As for Ms. Gold and Mr. Pavlus, they married in 2009 and have two children. Their relationship is strong, but they had to figure out some ground rules concerning food early on. When he questioned something she ate, even if it was a simple, “Are you O.K. with that?” she bristled.
“It was like, ouch, you caught me!” she said. “Or, are you shaming me, as other people have shamed me in the past? Are you trying to be the food police?”
But the more they talked, the more comfortable she felt telling him what she really needed. “I said, ‘Thank you, I know you love me, but I can take care of myself. I have my therapist. You just need to trust me. Don’t watch me; be there for me. It’s not your job to help me not binge.’”
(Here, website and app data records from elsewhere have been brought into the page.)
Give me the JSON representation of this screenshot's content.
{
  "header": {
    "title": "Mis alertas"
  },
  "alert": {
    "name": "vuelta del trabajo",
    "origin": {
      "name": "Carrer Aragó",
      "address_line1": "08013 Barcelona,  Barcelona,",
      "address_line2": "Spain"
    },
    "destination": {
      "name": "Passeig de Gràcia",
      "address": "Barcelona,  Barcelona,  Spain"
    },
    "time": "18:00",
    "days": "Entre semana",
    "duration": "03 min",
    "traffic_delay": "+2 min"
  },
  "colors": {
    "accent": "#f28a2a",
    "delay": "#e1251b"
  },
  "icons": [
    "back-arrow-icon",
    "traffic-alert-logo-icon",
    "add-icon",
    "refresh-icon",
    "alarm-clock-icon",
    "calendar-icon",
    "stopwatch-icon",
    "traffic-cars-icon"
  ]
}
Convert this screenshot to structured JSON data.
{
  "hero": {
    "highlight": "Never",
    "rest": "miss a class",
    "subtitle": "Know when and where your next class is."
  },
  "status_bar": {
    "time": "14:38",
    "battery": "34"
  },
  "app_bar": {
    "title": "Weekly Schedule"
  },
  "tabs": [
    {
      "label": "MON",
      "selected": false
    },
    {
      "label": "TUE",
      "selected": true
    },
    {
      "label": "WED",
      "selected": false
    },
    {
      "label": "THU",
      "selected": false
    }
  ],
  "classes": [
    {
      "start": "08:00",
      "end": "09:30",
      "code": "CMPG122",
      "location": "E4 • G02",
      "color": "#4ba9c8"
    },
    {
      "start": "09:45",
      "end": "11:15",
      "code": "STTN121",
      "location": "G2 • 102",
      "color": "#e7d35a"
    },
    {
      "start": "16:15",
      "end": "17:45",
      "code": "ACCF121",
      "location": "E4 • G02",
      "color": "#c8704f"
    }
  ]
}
Her responses helped him to understand where she was coming from, and also put the onus squarely on her shoulders, and not his.
“I was never made to feel like it was my responsibility to police certain foods,” he said. “She asked for my support in sticking to the choices that she decided she needed to make. And, frankly, the ‘it’s not necessarily forever’ felt reassuring. I didn’t want to imagine us never groaning in delight together over pizza or a crazy dessert ever again, even though — of course — I’d be fine with it if that’s what it took.”
Ms. Gold still works on her relationship with her body and practices daily mindful eating. She has “slip-ups” a few times a year, when she might binge. Sometimes she shares this with her husband, but sometimes not.
Peanut butter is now allowed in the house and not only in Mr. Pavlus’s home office, along with sweets that aren’t hidden. It can still be fraught, especially when Mr. Pavlus is out of town and Ms. Gold is juggling work and solo parenting. During such stressful moments, “Something like marshmallows or chocolate chips just aren’t a great idea to have around,” she said. She doesn’t want to risk eating them, but wants her husband to be able to have them.
Ultimately, Mr. Pavlus said he liked being able to help support her in her recovery in this particular way. “Just recently she asked me to hide some marshmallows where she’d never find them, while I was away on a business trip,” said Mr. Pavlus. “I did it without a second thought, and with love.”
Written by Abby Ellin, Image by Eamon Queeney